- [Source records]
————————
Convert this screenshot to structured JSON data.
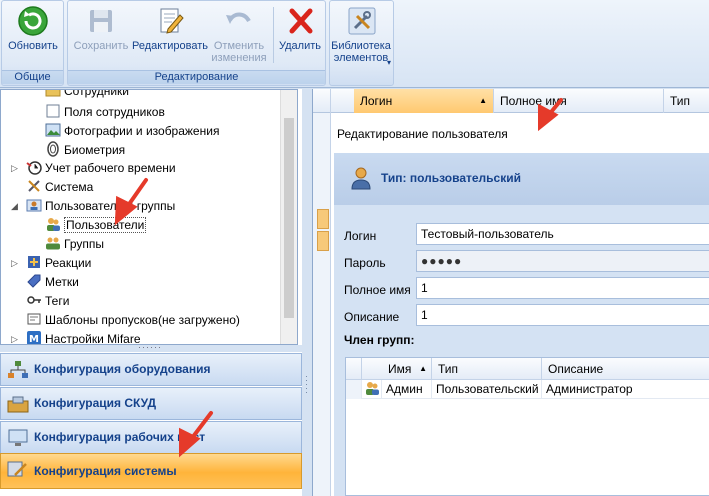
{
  "ribbon": {
    "groups": [
      {
        "caption": "Общие",
        "buttons": [
          {
            "label": "Обновить",
            "icon": "refresh-icon",
            "enabled": true
          }
        ]
      },
      {
        "caption": "Редактирование",
        "buttons": [
          {
            "label": "Сохранить",
            "icon": "save-icon",
            "enabled": false
          },
          {
            "label": "Редактировать",
            "icon": "edit-icon",
            "enabled": true
          },
          {
            "label": "Отменить изменения",
            "icon": "undo-icon",
            "enabled": false
          },
          {
            "label": "Удалить",
            "icon": "delete-icon",
            "enabled": true
          }
        ]
      },
      {
        "caption": "",
        "buttons": [
          {
            "label": "Библиотека элементов",
            "icon": "tools-icon",
            "enabled": true,
            "dropdown": true
          }
        ]
      }
    ]
  },
  "tree": {
    "items": [
      {
        "label": "Сотрудники",
        "icon": "folder-icon"
      },
      {
        "label": "Поля сотрудников",
        "icon": "field-icon"
      },
      {
        "label": "Фотографии и изображения",
        "icon": "photo-icon"
      },
      {
        "label": "Биометрия",
        "icon": "fingerprint-icon"
      },
      {
        "label": "Учет рабочего времени",
        "icon": "clock-icon"
      },
      {
        "label": "Система",
        "icon": "tools-icon"
      },
      {
        "label": "Пользователи и группы",
        "icon": "users-folder-icon"
      },
      {
        "label": "Пользователи",
        "icon": "user-icon",
        "selected": true
      },
      {
        "label": "Группы",
        "icon": "group-icon"
      },
      {
        "label": "Реакции",
        "icon": "reaction-icon"
      },
      {
        "label": "Метки",
        "icon": "tag-icon"
      },
      {
        "label": "Теги",
        "icon": "key-icon"
      },
      {
        "label": "Шаблоны пропусков(не загружено)",
        "icon": "template-icon"
      },
      {
        "label": "Настройки Mifare",
        "icon": "mifare-icon"
      }
    ]
  },
  "nav": {
    "items": [
      {
        "label": "Конфигурация оборудования",
        "icon": "network-icon",
        "active": false
      },
      {
        "label": "Конфигурация СКУД",
        "icon": "access-control-icon",
        "active": false
      },
      {
        "label": "Конфигурация рабочих мест",
        "icon": "workstation-icon",
        "active": false
      },
      {
        "label": "Конфигурация системы",
        "icon": "system-icon",
        "active": true
      }
    ]
  },
  "grid": {
    "columns": [
      "Логин",
      "Полное имя",
      "Тип"
    ]
  },
  "editor": {
    "title": "Редактирование пользователя",
    "type_label": "Тип: пользовательский",
    "fields": {
      "login_label": "Логин",
      "login_value": "Тестовый-пользователь",
      "password_label": "Пароль",
      "password_value": "●●●●●",
      "fullname_label": "Полное имя",
      "fullname_value": "1",
      "description_label": "Описание",
      "description_value": "1"
    },
    "members": {
      "title": "Член групп:",
      "columns": [
        "Имя",
        "Тип",
        "Описание"
      ],
      "rows": [
        {
          "name": "Админ",
          "type": "Пользовательский",
          "description": "Администратор"
        }
      ]
    }
  },
  "colors": {
    "accent": "#15428b",
    "active_nav": "#ffb43a",
    "annotation": "#e53a2a"
  }
}
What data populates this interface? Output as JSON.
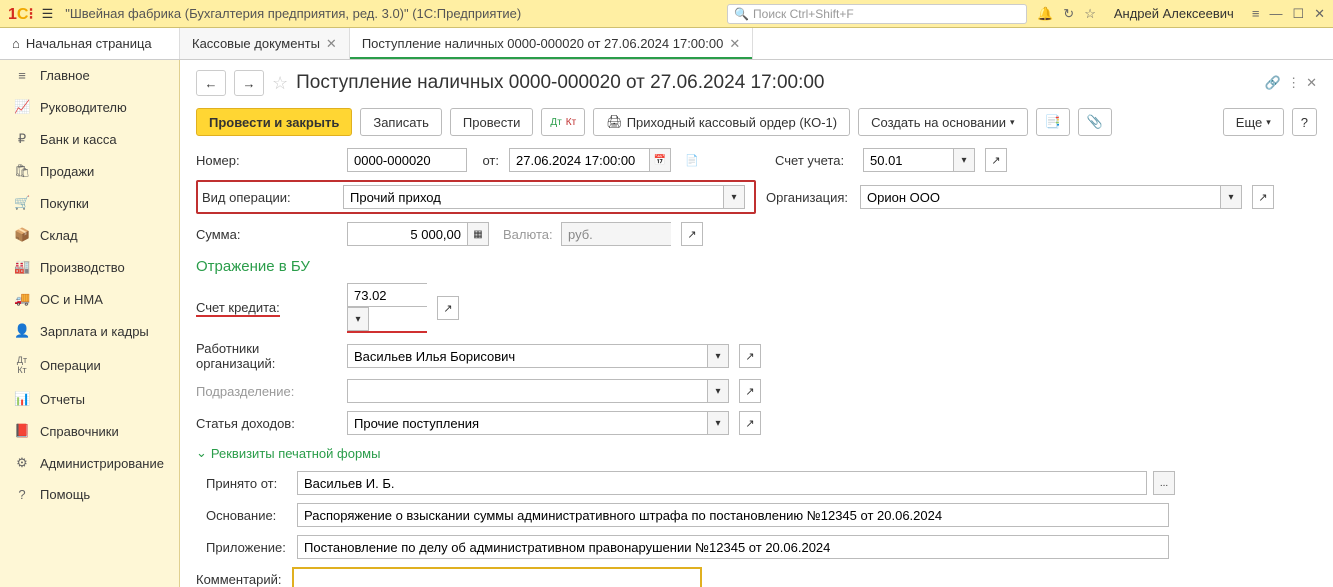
{
  "titlebar": {
    "app_title": "\"Швейная фабрика (Бухгалтерия предприятия, ред. 3.0)\"  (1С:Предприятие)",
    "search_placeholder": "Поиск Ctrl+Shift+F",
    "user": "Андрей Алексеевич"
  },
  "tabs": {
    "home": "Начальная страница",
    "tab1": "Кассовые документы",
    "tab2": "Поступление наличных 0000-000020 от 27.06.2024 17:00:00"
  },
  "sidebar": [
    "Главное",
    "Руководителю",
    "Банк и касса",
    "Продажи",
    "Покупки",
    "Склад",
    "Производство",
    "ОС и НМА",
    "Зарплата и кадры",
    "Операции",
    "Отчеты",
    "Справочники",
    "Администрирование",
    "Помощь"
  ],
  "doc": {
    "title": "Поступление наличных 0000-000020 от 27.06.2024 17:00:00",
    "toolbar": {
      "post_close": "Провести и закрыть",
      "save": "Записать",
      "post": "Провести",
      "print_order": "Приходный кассовый ордер (КО-1)",
      "create_based": "Создать на основании",
      "more": "Еще"
    },
    "labels": {
      "number": "Номер:",
      "from": "от:",
      "account": "Счет учета:",
      "op_type": "Вид операции:",
      "org": "Организация:",
      "sum": "Сумма:",
      "currency": "Валюта:",
      "section_bu": "Отражение в БУ",
      "credit_account": "Счет кредита:",
      "employee": "Работники организаций:",
      "dept": "Подразделение:",
      "income_item": "Статья доходов:",
      "print_section": "Реквизиты печатной формы",
      "received_from": "Принято от:",
      "basis": "Основание:",
      "attachment": "Приложение:",
      "comment": "Комментарий:"
    },
    "values": {
      "number": "0000-000020",
      "date": "27.06.2024 17:00:00",
      "account": "50.01",
      "op_type": "Прочий приход",
      "org": "Орион ООО",
      "sum": "5 000,00",
      "currency": "руб.",
      "credit_account": "73.02",
      "employee": "Васильев Илья Борисович",
      "dept": "",
      "income_item": "Прочие поступления",
      "received_from": "Васильев И. Б.",
      "basis": "Распоряжение о взыскании суммы административного штрафа по постановлению №12345 от 20.06.2024",
      "attachment": "Постановление по делу об административном правонарушении №12345 от 20.06.2024",
      "comment": ""
    }
  }
}
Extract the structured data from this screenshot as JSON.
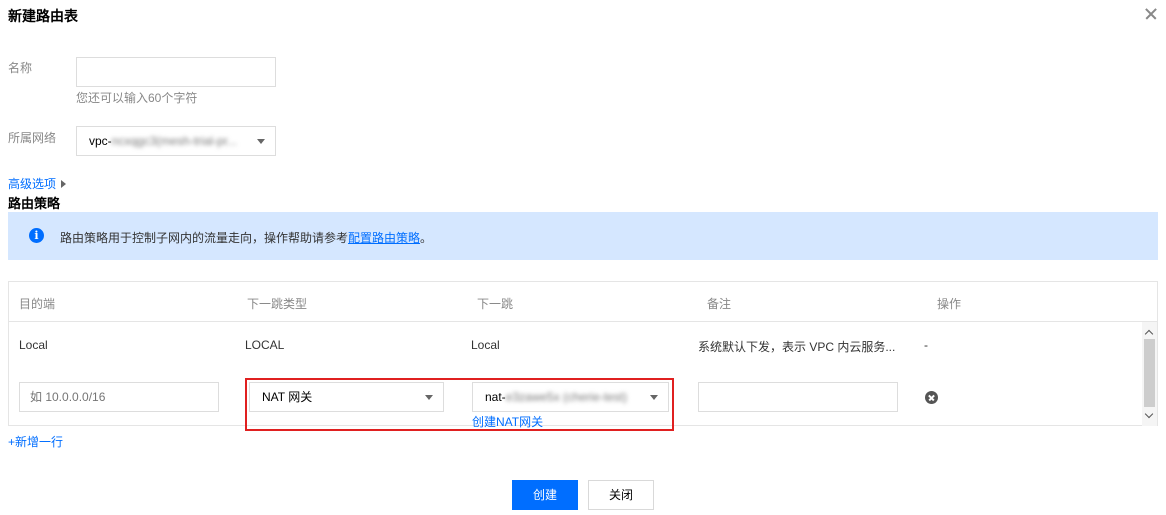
{
  "dialog": {
    "title": "新建路由表",
    "close_icon": "close-icon"
  },
  "form": {
    "name": {
      "label": "名称",
      "value": "",
      "hint": "您还可以输入60个字符"
    },
    "network": {
      "label": "所属网络",
      "value_prefix": "vpc-",
      "value_blurred": "ncxqgc3(mesh-trial-pr..."
    },
    "advanced_link": "高级选项"
  },
  "route_policy": {
    "title": "路由策略",
    "info_text": "路由策略用于控制子网内的流量走向，操作帮助请参考",
    "info_link": "配置路由策略",
    "info_suffix": "。"
  },
  "table": {
    "headers": [
      "目的端",
      "下一跳类型",
      "下一跳",
      "备注",
      "操作"
    ],
    "default_row": {
      "destination": "Local",
      "next_hop_type": "LOCAL",
      "next_hop": "Local",
      "remark": "系统默认下发，表示 VPC 内云服务...",
      "action": "-"
    },
    "edit_row": {
      "destination_placeholder": "如 10.0.0.0/16",
      "next_hop_type": "NAT 网关",
      "next_hop_prefix": "nat-",
      "next_hop_blurred": "e3zawe5x (cherie-test)",
      "create_nat_link": "创建NAT网关",
      "remark_value": ""
    },
    "add_row_link": "+新增一行"
  },
  "footer": {
    "create_label": "创建",
    "close_label": "关闭"
  },
  "colors": {
    "primary": "#006eff",
    "info_bg": "#d5e7ff",
    "highlight_border": "#e02020"
  }
}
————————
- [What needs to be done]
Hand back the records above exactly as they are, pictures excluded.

- [Written response]
Convert this screenshot to structured JSON data.
{
  "ribbon": {
    "groups": [
      {
        "caption": "Общие",
        "buttons": [
          {
            "label": "Обновить",
            "icon": "refresh-icon",
            "enabled": true
          }
        ]
      },
      {
        "caption": "Редактирование",
        "buttons": [
          {
            "label": "Сохранить",
            "icon": "save-icon",
            "enabled": false
          },
          {
            "label": "Редактировать",
            "icon": "edit-icon",
            "enabled": true
          },
          {
            "label": "Отменить изменения",
            "icon": "undo-icon",
            "enabled": false
          },
          {
            "label": "Удалить",
            "icon": "delete-icon",
            "enabled": true
          }
        ]
      },
      {
        "caption": "",
        "buttons": [
          {
            "label": "Библиотека элементов",
            "icon": "tools-icon",
            "enabled": true,
            "dropdown": true
          }
        ]
      }
    ]
  },
  "tree": {
    "items": [
      {
        "label": "Сотрудники",
        "icon": "folder-icon"
      },
      {
        "label": "Поля сотрудников",
        "icon": "field-icon"
      },
      {
        "label": "Фотографии и изображения",
        "icon": "photo-icon"
      },
      {
        "label": "Биометрия",
        "icon": "fingerprint-icon"
      },
      {
        "label": "Учет рабочего времени",
        "icon": "clock-icon"
      },
      {
        "label": "Система",
        "icon": "tools-icon"
      },
      {
        "label": "Пользователи и группы",
        "icon": "users-folder-icon"
      },
      {
        "label": "Пользователи",
        "icon": "user-icon",
        "selected": true
      },
      {
        "label": "Группы",
        "icon": "group-icon"
      },
      {
        "label": "Реакции",
        "icon": "reaction-icon"
      },
      {
        "label": "Метки",
        "icon": "tag-icon"
      },
      {
        "label": "Теги",
        "icon": "key-icon"
      },
      {
        "label": "Шаблоны пропусков(не загружено)",
        "icon": "template-icon"
      },
      {
        "label": "Настройки Mifare",
        "icon": "mifare-icon"
      }
    ]
  },
  "nav": {
    "items": [
      {
        "label": "Конфигурация оборудования",
        "icon": "network-icon",
        "active": false
      },
      {
        "label": "Конфигурация СКУД",
        "icon": "access-control-icon",
        "active": false
      },
      {
        "label": "Конфигурация рабочих мест",
        "icon": "workstation-icon",
        "active": false
      },
      {
        "label": "Конфигурация системы",
        "icon": "system-icon",
        "active": true
      }
    ]
  },
  "grid": {
    "columns": [
      "Логин",
      "Полное имя",
      "Тип"
    ]
  },
  "editor": {
    "title": "Редактирование пользователя",
    "type_label": "Тип: пользовательский",
    "fields": {
      "login_label": "Логин",
      "login_value": "Тестовый-пользователь",
      "password_label": "Пароль",
      "password_value": "●●●●●",
      "fullname_label": "Полное имя",
      "fullname_value": "1",
      "description_label": "Описание",
      "description_value": "1"
    },
    "members": {
      "title": "Член групп:",
      "columns": [
        "Имя",
        "Тип",
        "Описание"
      ],
      "rows": [
        {
          "name": "Админ",
          "type": "Пользовательский",
          "description": "Администратор"
        }
      ]
    }
  },
  "colors": {
    "accent": "#15428b",
    "active_nav": "#ffb43a",
    "annotation": "#e53a2a"
  }
}
What data populates this interface? Output as JSON.
{
  "titlebar": {
    "app_title": "\"Швейная фабрика (Бухгалтерия предприятия, ред. 3.0)\"  (1С:Предприятие)",
    "search_placeholder": "Поиск Ctrl+Shift+F",
    "user": "Андрей Алексеевич"
  },
  "tabs": {
    "home": "Начальная страница",
    "tab1": "Кассовые документы",
    "tab2": "Поступление наличных 0000-000020 от 27.06.2024 17:00:00"
  },
  "sidebar": [
    "Главное",
    "Руководителю",
    "Банк и касса",
    "Продажи",
    "Покупки",
    "Склад",
    "Производство",
    "ОС и НМА",
    "Зарплата и кадры",
    "Операции",
    "Отчеты",
    "Справочники",
    "Администрирование",
    "Помощь"
  ],
  "doc": {
    "title": "Поступление наличных 0000-000020 от 27.06.2024 17:00:00",
    "toolbar": {
      "post_close": "Провести и закрыть",
      "save": "Записать",
      "post": "Провести",
      "print_order": "Приходный кассовый ордер (КО-1)",
      "create_based": "Создать на основании",
      "more": "Еще"
    },
    "labels": {
      "number": "Номер:",
      "from": "от:",
      "account": "Счет учета:",
      "op_type": "Вид операции:",
      "org": "Организация:",
      "sum": "Сумма:",
      "currency": "Валюта:",
      "section_bu": "Отражение в БУ",
      "credit_account": "Счет кредита:",
      "employee": "Работники организаций:",
      "dept": "Подразделение:",
      "income_item": "Статья доходов:",
      "print_section": "Реквизиты печатной формы",
      "received_from": "Принято от:",
      "basis": "Основание:",
      "attachment": "Приложение:",
      "comment": "Комментарий:"
    },
    "values": {
      "number": "0000-000020",
      "date": "27.06.2024 17:00:00",
      "account": "50.01",
      "op_type": "Прочий приход",
      "org": "Орион ООО",
      "sum": "5 000,00",
      "currency": "руб.",
      "credit_account": "73.02",
      "employee": "Васильев Илья Борисович",
      "dept": "",
      "income_item": "Прочие поступления",
      "received_from": "Васильев И. Б.",
      "basis": "Распоряжение о взыскании суммы административного штрафа по постановлению №12345 от 20.06.2024",
      "attachment": "Постановление по делу об административном правонарушении №12345 от 20.06.2024",
      "comment": ""
    }
  }
}
Extract the structured data from this screenshot as JSON.
{
  "dialog": {
    "title": "新建路由表",
    "close_icon": "close-icon"
  },
  "form": {
    "name": {
      "label": "名称",
      "value": "",
      "hint": "您还可以输入60个字符"
    },
    "network": {
      "label": "所属网络",
      "value_prefix": "vpc-",
      "value_blurred": "ncxqgc3(mesh-trial-pr..."
    },
    "advanced_link": "高级选项"
  },
  "route_policy": {
    "title": "路由策略",
    "info_text": "路由策略用于控制子网内的流量走向，操作帮助请参考",
    "info_link": "配置路由策略",
    "info_suffix": "。"
  },
  "table": {
    "headers": [
      "目的端",
      "下一跳类型",
      "下一跳",
      "备注",
      "操作"
    ],
    "default_row": {
      "destination": "Local",
      "next_hop_type": "LOCAL",
      "next_hop": "Local",
      "remark": "系统默认下发，表示 VPC 内云服务...",
      "action": "-"
    },
    "edit_row": {
      "destination_placeholder": "如 10.0.0.0/16",
      "next_hop_type": "NAT 网关",
      "next_hop_prefix": "nat-",
      "next_hop_blurred": "e3zawe5x (cherie-test)",
      "create_nat_link": "创建NAT网关",
      "remark_value": ""
    },
    "add_row_link": "+新增一行"
  },
  "footer": {
    "create_label": "创建",
    "close_label": "关闭"
  },
  "colors": {
    "primary": "#006eff",
    "info_bg": "#d5e7ff",
    "highlight_border": "#e02020"
  }
}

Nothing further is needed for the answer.